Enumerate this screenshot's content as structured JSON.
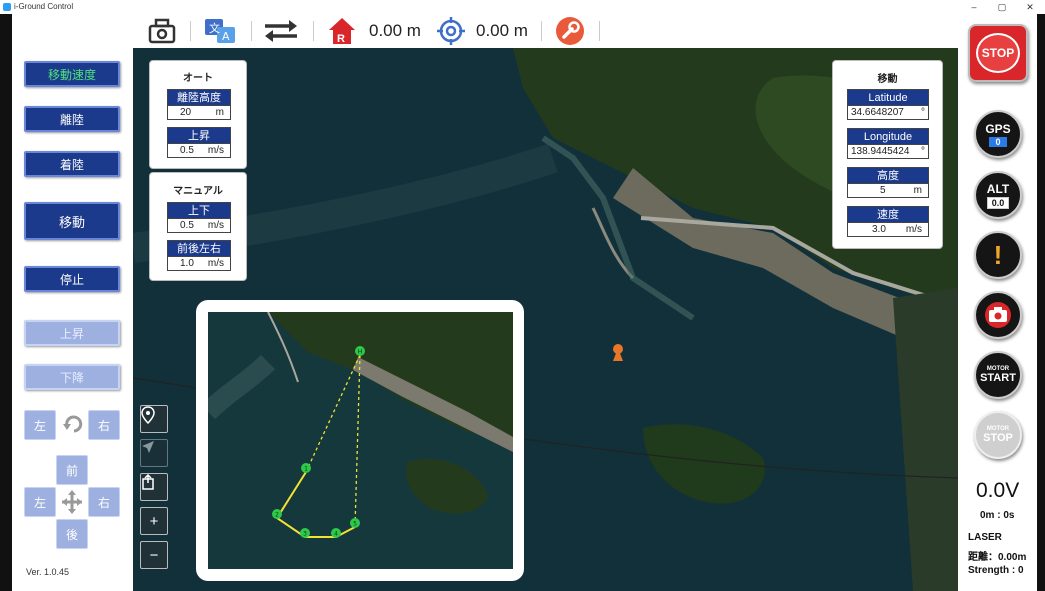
{
  "window": {
    "title": "i-Ground Control",
    "minimize": "–",
    "maximize": "▢",
    "close": "✕"
  },
  "toolbar": {
    "home_distance": "0.00 m",
    "target_distance": "0.00 m",
    "translate_glyph_1": "文",
    "translate_glyph_2": "A",
    "home_letter": "R"
  },
  "left": {
    "buttons": [
      "移動速度",
      "離陸",
      "着陸",
      "移動",
      "停止",
      "上昇",
      "下降"
    ],
    "rotate": {
      "left": "左",
      "right": "右"
    },
    "dpad": {
      "forward": "前",
      "left": "左",
      "right": "右",
      "back": "後"
    },
    "version": "Ver.  1.0.45"
  },
  "auto_panel": {
    "title": "オート",
    "fields": [
      {
        "label": "離陸高度",
        "value": "20",
        "unit": "m"
      },
      {
        "label": "上昇",
        "value": "0.5",
        "unit": "m/s"
      }
    ]
  },
  "manual_panel": {
    "title": "マニュアル",
    "fields": [
      {
        "label": "上下",
        "value": "0.5",
        "unit": "m/s"
      },
      {
        "label": "前後左右",
        "value": "1.0",
        "unit": "m/s"
      }
    ]
  },
  "move_panel": {
    "title": "移動",
    "fields": [
      {
        "label": "Latitude",
        "value": "34.6648207",
        "unit": "°"
      },
      {
        "label": "Longitude",
        "value": "138.9445424",
        "unit": "°"
      },
      {
        "label": "高度",
        "value": "5",
        "unit": "m"
      },
      {
        "label": "速度",
        "value": "3.0",
        "unit": "m/s"
      }
    ]
  },
  "map_controls": {
    "zoom_in": "+",
    "zoom_out": "−"
  },
  "inset": {
    "waypoints": [
      "H",
      "1",
      "2",
      "3",
      "4",
      "5"
    ]
  },
  "right": {
    "stop_label": "STOP",
    "gps": {
      "label": "GPS",
      "value": "0"
    },
    "alt": {
      "label": "ALT",
      "value": "0.0"
    },
    "warning": "!",
    "motor_start": {
      "small": "MOTOR",
      "big": "START"
    },
    "motor_stop": {
      "small": "MOTOR",
      "big": "STOP"
    },
    "voltage": "0.0V",
    "timer": "0m : 0s",
    "laser_title": "LASER",
    "laser_distance": "距離：0.00m",
    "laser_strength": "Strength : 0"
  },
  "colors": {
    "accent": "#1c3a8c",
    "active_text": "#4ee07a",
    "disabled": "#9db0e0",
    "stop_red": "#d8262a",
    "waypoint": "#2ec94a",
    "path": "#f2e233"
  }
}
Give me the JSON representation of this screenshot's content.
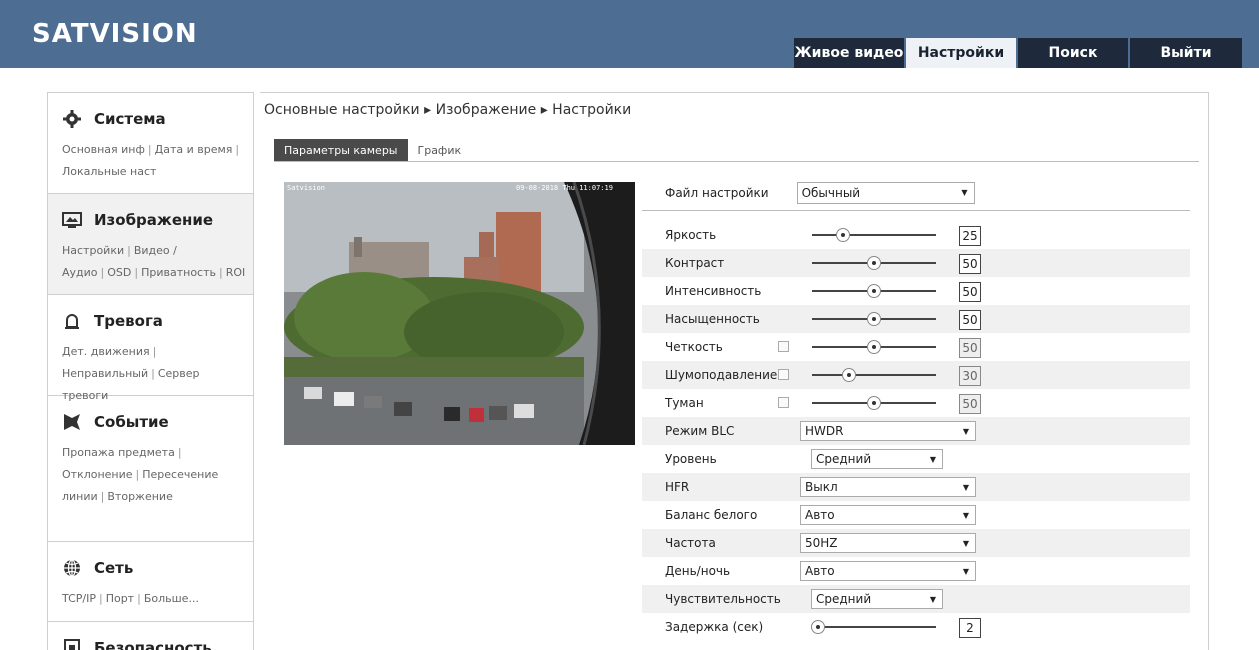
{
  "logo": {
    "text": "SATVISION"
  },
  "nav": [
    {
      "label": "Живое видео",
      "active": false
    },
    {
      "label": "Настройки",
      "active": true
    },
    {
      "label": "Поиск",
      "active": false
    },
    {
      "label": "Выйти",
      "active": false
    }
  ],
  "sidebar": [
    {
      "title": "Система",
      "icon": "gear-icon",
      "links": [
        "Основная инф",
        "Дата и время",
        "Локальные наст"
      ]
    },
    {
      "title": "Изображение",
      "icon": "image-icon",
      "links": [
        "Настройки",
        "Видео / Аудио",
        "OSD",
        "Приватность",
        "ROI"
      ]
    },
    {
      "title": "Тревога",
      "icon": "alarm-icon",
      "links": [
        "Дет. движения",
        "Неправильный",
        "Сервер тревоги"
      ]
    },
    {
      "title": "Событие",
      "icon": "event-icon",
      "links": [
        "Пропажа предмета",
        "Отклонение",
        "Пересечение линии",
        "Вторжение"
      ]
    },
    {
      "title": "Сеть",
      "icon": "globe-icon",
      "links": [
        "TCP/IP",
        "Порт",
        "Больше..."
      ]
    },
    {
      "title": "Безопасность",
      "icon": "security-icon",
      "links": []
    }
  ],
  "breadcrumb": "Основные настройки ▸ Изображение ▸ Настройки",
  "subtabs": [
    {
      "label": "Параметры камеры",
      "active": true
    },
    {
      "label": "График",
      "active": false
    }
  ],
  "preview": {
    "osd_name": "Satvision",
    "osd_time": "09-08-2018 Thu 11:07:19"
  },
  "file": {
    "label": "Файл настройки",
    "value": "Обычный"
  },
  "sliders": [
    {
      "label": "Яркость",
      "value": 25,
      "checkbox": false,
      "disabled": false
    },
    {
      "label": "Контраст",
      "value": 50,
      "checkbox": false,
      "disabled": false
    },
    {
      "label": "Интенсивность",
      "value": 50,
      "checkbox": false,
      "disabled": false
    },
    {
      "label": "Насыщенность",
      "value": 50,
      "checkbox": false,
      "disabled": false
    },
    {
      "label": "Четкость",
      "value": 50,
      "checkbox": true,
      "disabled": true
    },
    {
      "label": "Шумоподавление",
      "value": 30,
      "checkbox": true,
      "disabled": true
    },
    {
      "label": "Туман",
      "value": 50,
      "checkbox": true,
      "disabled": true
    }
  ],
  "selects": [
    {
      "label": "Режим BLC",
      "value": "HWDR",
      "style": "wide"
    },
    {
      "label": "Уровень",
      "value": "Средний",
      "style": "short"
    },
    {
      "label": "HFR",
      "value": "Выкл",
      "style": "wide"
    },
    {
      "label": "Баланс белого",
      "value": "Авто",
      "style": "wide"
    },
    {
      "label": "Частота",
      "value": "50HZ",
      "style": "wide"
    },
    {
      "label": "День/ночь",
      "value": "Авто",
      "style": "wide"
    },
    {
      "label": "Чувствительность",
      "value": "Средний",
      "style": "short"
    }
  ],
  "delay": {
    "label": "Задержка (сек)",
    "value": 2
  }
}
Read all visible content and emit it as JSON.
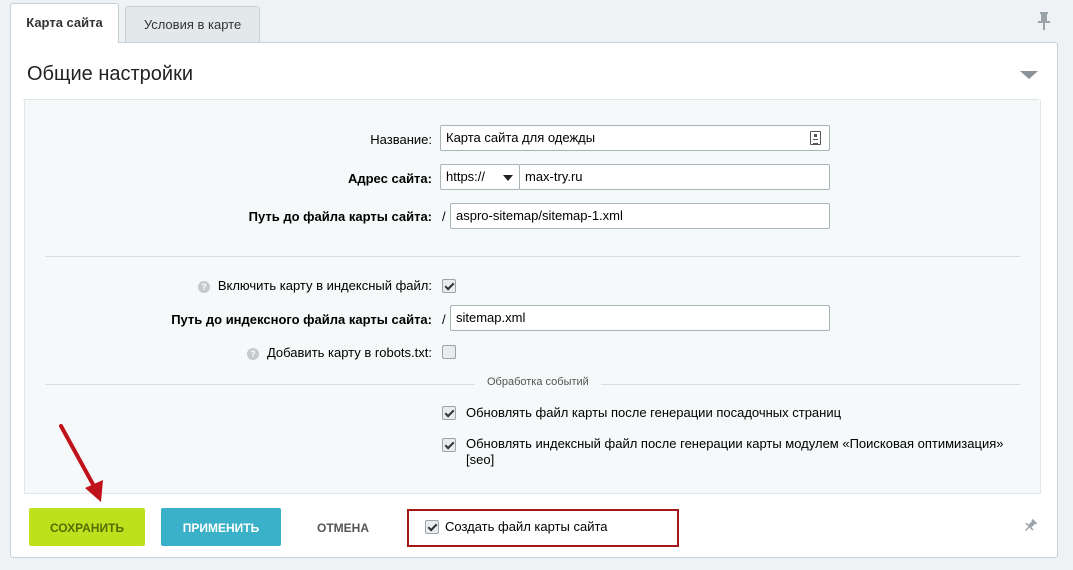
{
  "tabs": [
    {
      "label": "Карта сайта",
      "active": true
    },
    {
      "label": "Условия в карте",
      "active": false
    }
  ],
  "section": {
    "title": "Общие настройки"
  },
  "form": {
    "name_label": "Название:",
    "name_value": "Карта сайта для одежды",
    "address_label": "Адрес сайта:",
    "protocol_value": "https://",
    "domain_value": "max-try.ru",
    "path_label": "Путь до файла карты сайта:",
    "path_slash": "/",
    "path_value": "aspro-sitemap/sitemap-1.xml",
    "include_index_label": "Включить карту в индексный файл:",
    "include_index_checked": true,
    "index_path_label": "Путь до индексного файла карты сайта:",
    "index_path_slash": "/",
    "index_path_value": "sitemap.xml",
    "robots_label": "Добавить карту в robots.txt:",
    "robots_checked": false,
    "events_header": "Обработка событий",
    "update_after_landing_label": "Обновлять файл карты после генерации посадочных страниц",
    "update_after_landing_checked": true,
    "update_index_label_line1": "Обновлять индексный файл после генерации карты модулем «Поисковая оптимизация»",
    "update_index_label_line2": "[seo]",
    "update_index_checked": true
  },
  "footer": {
    "save_label": "Сохранить",
    "apply_label": "Применить",
    "cancel_label": "Отмена",
    "create_file_label": "Создать файл карты сайта",
    "create_file_checked": true
  },
  "colors": {
    "save_button": "#bde21d",
    "apply_button": "#3bb1c9",
    "highlight_border": "#a31616",
    "annotation_arrow": "#c0121a"
  }
}
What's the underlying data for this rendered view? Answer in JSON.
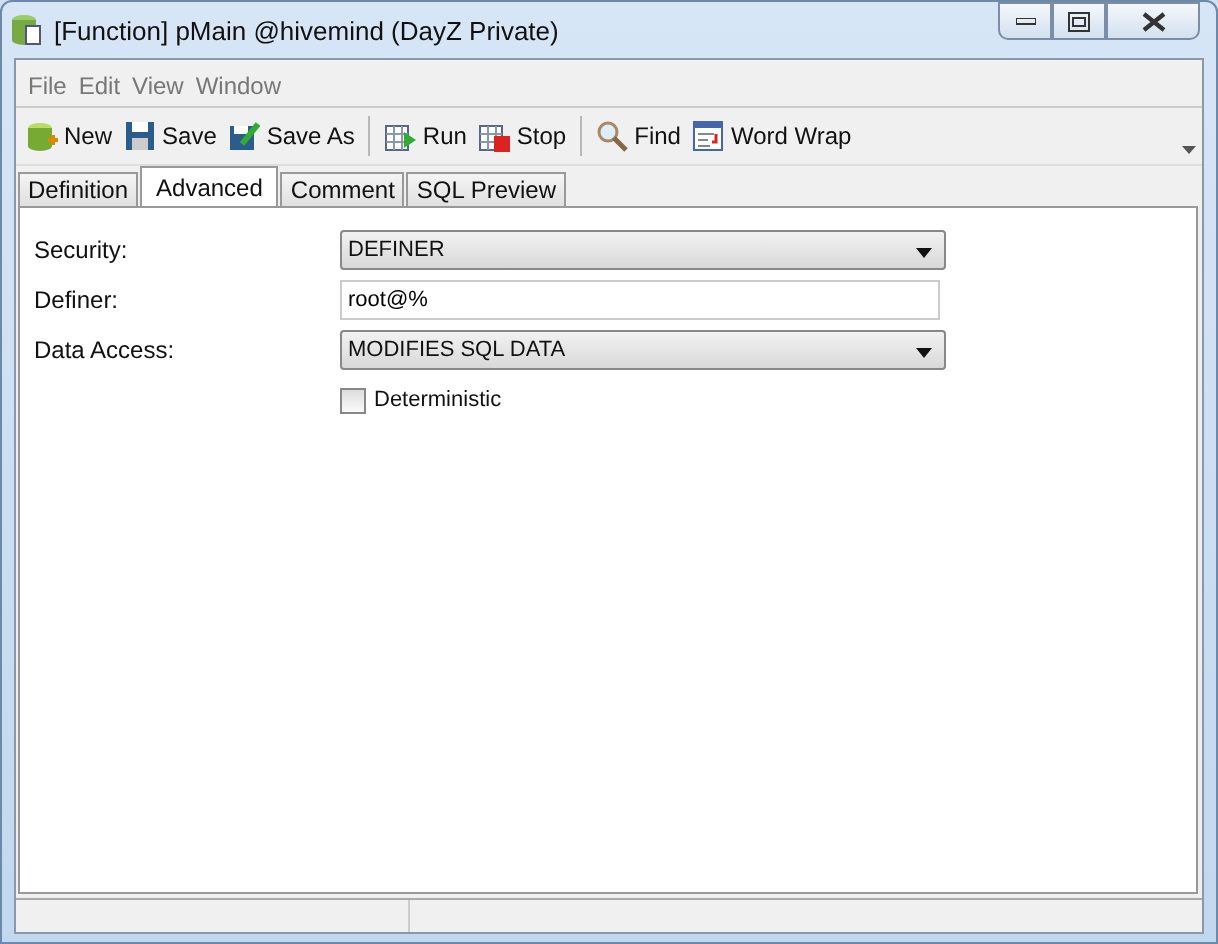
{
  "window": {
    "title": "[Function] pMain @hivemind (DayZ Private)"
  },
  "menu": [
    "File",
    "Edit",
    "View",
    "Window"
  ],
  "toolbar": {
    "groups": [
      [
        "New",
        "Save",
        "Save As"
      ],
      [
        "Run",
        "Stop"
      ],
      [
        "Find",
        "Word Wrap"
      ]
    ]
  },
  "tabs": [
    {
      "label": "Definition",
      "selected": false
    },
    {
      "label": "Advanced",
      "selected": true
    },
    {
      "label": "Comment",
      "selected": false
    },
    {
      "label": "SQL Preview",
      "selected": false
    }
  ],
  "fields": [
    {
      "kind": "select",
      "label": "Security:",
      "value": "DEFINER"
    },
    {
      "kind": "text",
      "label": "Definer:",
      "value": "root@%"
    },
    {
      "kind": "select",
      "label": "Data Access:",
      "value": "MODIFIES SQL DATA"
    },
    {
      "kind": "checkbox",
      "label": "Deterministic",
      "checked": false
    }
  ]
}
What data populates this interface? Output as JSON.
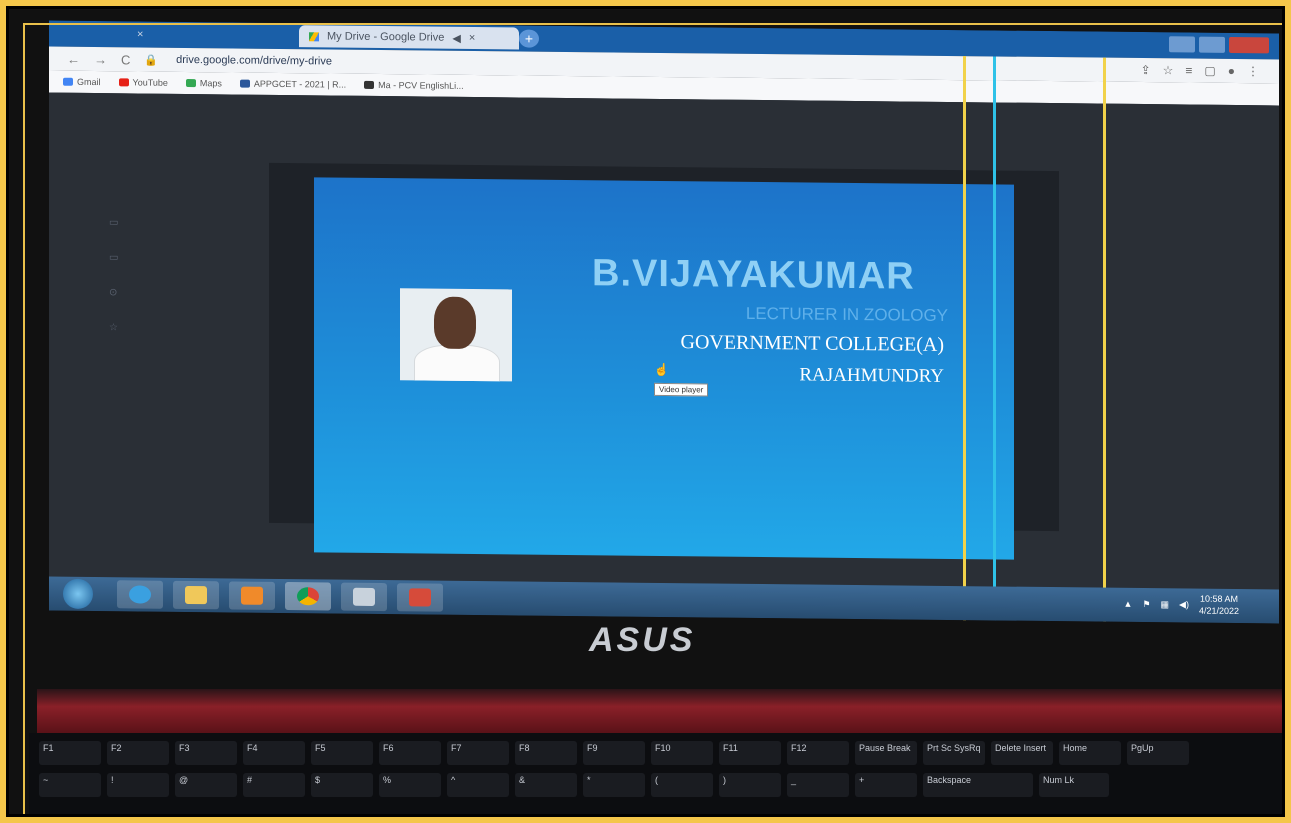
{
  "browser": {
    "tabs": [
      {
        "label": "",
        "close": "×"
      },
      {
        "label": "My Drive - Google Drive",
        "close": "×"
      }
    ],
    "new_tab": "+",
    "nav": {
      "back": "←",
      "forward": "→",
      "reload": "C"
    },
    "url": "drive.google.com/drive/my-drive",
    "bookmarks": [
      {
        "label": "Gmail",
        "color": "#4285f4"
      },
      {
        "label": "YouTube",
        "color": "#e62117"
      },
      {
        "label": "Maps",
        "color": "#34a853"
      },
      {
        "label": "APPGCET - 2021 | R...",
        "color": "#2b579a"
      },
      {
        "label": "Ma - PCV EnglishLi...",
        "color": "#333333"
      }
    ]
  },
  "slide": {
    "name": "B.VIJAYAKUMAR",
    "role": "LECTURER IN ZOOLOGY",
    "college": "GOVERNMENT COLLEGE(A)",
    "city": "RAJAHMUNDRY",
    "tooltip": "Video player"
  },
  "taskbar": {
    "items": [
      {
        "name": "ie-icon",
        "color": "#3aa0e0"
      },
      {
        "name": "folder-icon",
        "color": "#f0c85a"
      },
      {
        "name": "media-player-icon",
        "color": "#f08a2a"
      },
      {
        "name": "chrome-icon",
        "color": "#4caf50"
      },
      {
        "name": "app-icon",
        "color": "#c8d2dc"
      },
      {
        "name": "presentation-icon",
        "color": "#d64b3a"
      }
    ],
    "time": "10:58 AM",
    "date": "4/21/2022"
  },
  "laptop": {
    "brand": "ASUS"
  },
  "keyboard": {
    "fn_row": [
      "F1",
      "F2",
      "F3",
      "F4",
      "F5",
      "F6",
      "F7",
      "F8",
      "F9",
      "F10",
      "F11",
      "F12",
      "Pause Break",
      "Prt Sc SysRq",
      "Delete Insert",
      "Home",
      "PgUp"
    ],
    "num_row": [
      "~",
      "!",
      "@",
      "#",
      "$",
      "%",
      "^",
      "&",
      "*",
      "(",
      ")",
      "_",
      "+",
      "Backspace",
      "Num Lk"
    ]
  }
}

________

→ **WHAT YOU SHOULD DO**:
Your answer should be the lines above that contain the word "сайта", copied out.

→ **WRITTEN REPLY**:
      "label": "Карта сайта",
    "name_value": "Карта сайта для одежды",
    "address_label": "Адрес сайта:",
    "path_label": "Путь до файла карты сайта:",
    "index_path_label": "Путь до индексного файла карты сайта:",
    "create_file_label": "Создать файл карты сайта",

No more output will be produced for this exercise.